But eventually the family's finances were depleted, and King Zog had to make substantial cuts to his living standards.  After his death in 1961. Queen Geraldine settled in Spain, thanks to the assistance of Generalissimo Franco.

A Royal Exile is much more than an examination of the Albanian royal family's life.  It is a mini-encyclopedia full of interesting tidbits about the history of Albania and the history of the royal family, including the king's sisters.  The book is richly illustrated with photographs and motives - all taking into context the history of Albania - and the history and travails of the royal family. 
In 2002,  Queen Geraldine, King Leka, Queen Susan (Leka's Australian-born consort), and their son, Leka, were invited to return to Tirana to live.  Several properties were returned to them.  Geraldine died in 2002, and Susan two years later.  Both were buried in Tirana. 
Today, young Leka works for the government and plans a career in diplomacy.
Kudos to Neil Rees, who has written a book that fills a nifty niche - the Albanian royal house.  He offers insight into the lives of Zog and his family, but he also brings in other players, British diplomats, for example, who helped establish Albania and put Zog on the throne. 
Reese also provides a bibliography of sources at the end of each chapter, which will allow the reader further opportunity to delve into the different topics covered in this book.

The book can be ordered from the author's website:
Here are links to biographies on Zog and Geraldine:


I must admit I know nothing about the following title:

A Royal Exile by Neil Rees was published the Court of King Zog Research Society.
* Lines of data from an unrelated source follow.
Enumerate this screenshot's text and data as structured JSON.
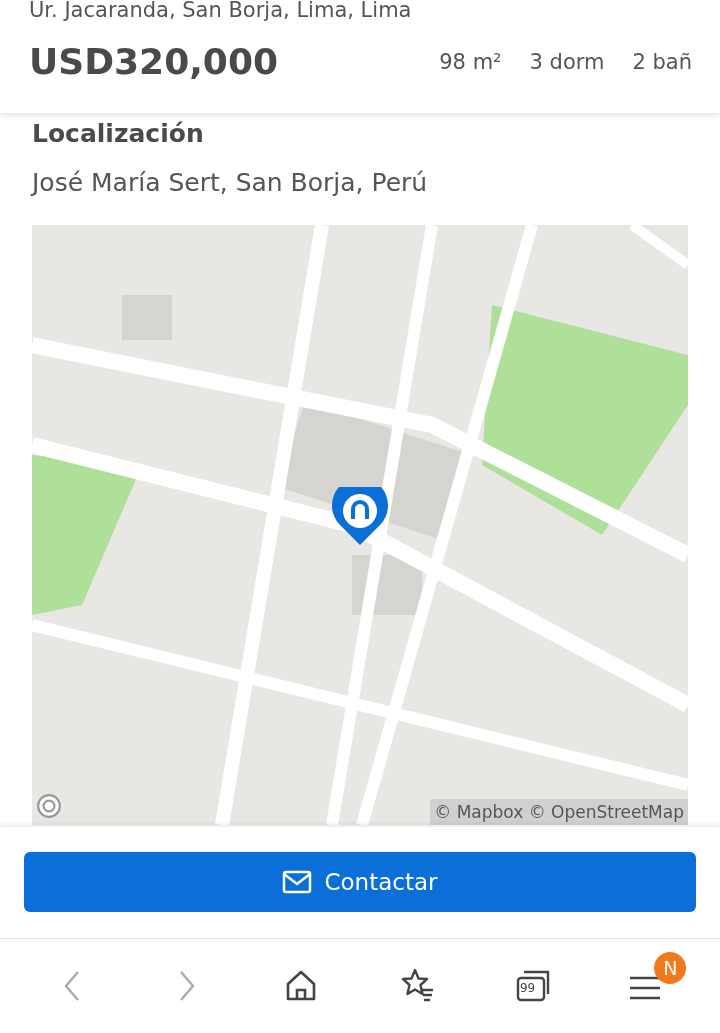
{
  "header": {
    "address": "Ur. Jacaranda, San Borja, Lima, Lima",
    "price": "USD320,000",
    "features": [
      "98 m²",
      "3 dorm",
      "2 bañ"
    ]
  },
  "location": {
    "title": "Localización",
    "address": "José María Sert, San Borja, Perú",
    "map": {
      "kind": "picture",
      "attribution": "© Mapbox © OpenStreetMap"
    }
  },
  "contact_button": {
    "label": "Contactar"
  },
  "browser_bar": [
    {
      "kind": "back",
      "disabled": true
    },
    {
      "kind": "forward",
      "disabled": true
    },
    {
      "kind": "home",
      "disabled": false
    },
    {
      "kind": "bookmarks",
      "disabled": false
    },
    {
      "kind": "tabs",
      "disabled": false,
      "count": "99"
    },
    {
      "kind": "menu",
      "disabled": false,
      "badge": "N"
    }
  ]
}
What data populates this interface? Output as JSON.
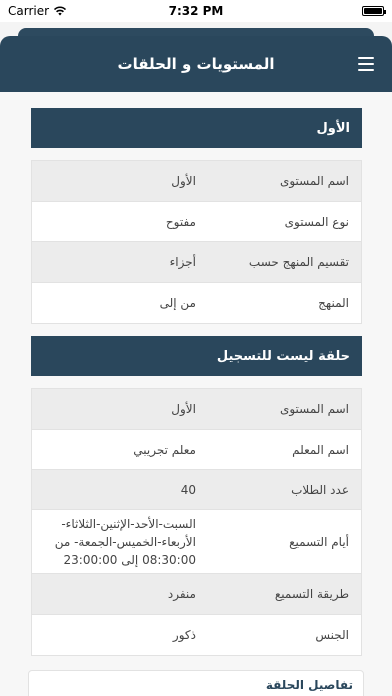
{
  "status_bar": {
    "carrier": "Carrier",
    "time": "7:32 PM",
    "battery_level": 1.0
  },
  "header": {
    "title": "المستويات و الحلقات"
  },
  "level_section": {
    "title": "الأول",
    "rows": [
      {
        "label": "اسم المستوى",
        "value": "الأول"
      },
      {
        "label": "نوع المستوى",
        "value": "مفتوح"
      },
      {
        "label": "تقسيم المنهج حسب",
        "value": "أجزاء"
      },
      {
        "label": "المنهج",
        "value": "من  إلى"
      }
    ]
  },
  "circle_section": {
    "title": "حلقة ليست للتسجيل",
    "rows": [
      {
        "label": "اسم المستوى",
        "value": "الأول"
      },
      {
        "label": "اسم المعلم",
        "value": "معلم تجريبي"
      },
      {
        "label": "عدد الطلاب",
        "value": "40"
      },
      {
        "label": "أيام التسميع",
        "value": "السبت-الأحد-الإثنين-الثلاثاء-الأربعاء-الخميس-الجمعة- من 08:30:00 إلى 23:00:00"
      },
      {
        "label": "طريقة التسميع",
        "value": "منفرد"
      },
      {
        "label": "الجنس",
        "value": "ذكور"
      }
    ]
  },
  "details": {
    "title": "تفاصيل الحلقة"
  }
}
The price is £ 12.95.

This book will be appreciated by those who are interested in the Albanian monarchy, and by others who will want to learn more about the least known of Europe's royal families.

Saturday, November 6, 2010

King Carl XVI Gustaf of Sweden - affair with pop singer, new book says

King Carl XVI Gustaf has acknowledged that he had an affair with a pop singer more than a decade ago.  He addressed "the allegations during a press conference he traditionally holds at the end of his annual moose hunt."  The king did not deny the affair with Camilla Henemark, a Nigerian-Swedish pop singer.  The affair lasted for about a year, and was known to Queen Silvia, the king's wife.
The allegations about the King's private life were published in a new biography, Carl XVI Gustaf - The Reluctant Monarch.  The book was written by three investigative journalists.

The book was published in Sweden earlier this week.
"The book came to us quite late yesterday afternoon and I have not had the time to read it yet.  I cannot review a book that I have not yet read.  I have seen quite a few of the headlines that have not been too nice.  I've talked with my family and the queen. We will turn the pages and go on now, because as I understand this is about things that happened a long time ago."

There have been rumors about the King's private life for many years, but Sweden's tabloids have largely refrained from writing about them.  This may now change with the publication of this new book.

Thursday, November 4, 2010

New Book on William and Harry

Vanity Fair has published an excerpt from Katie Nicholl's new book, William and Harry, which will be published by Weinstein Books.

This is the American edition.  The UK edition was published in June by Preface Publishing.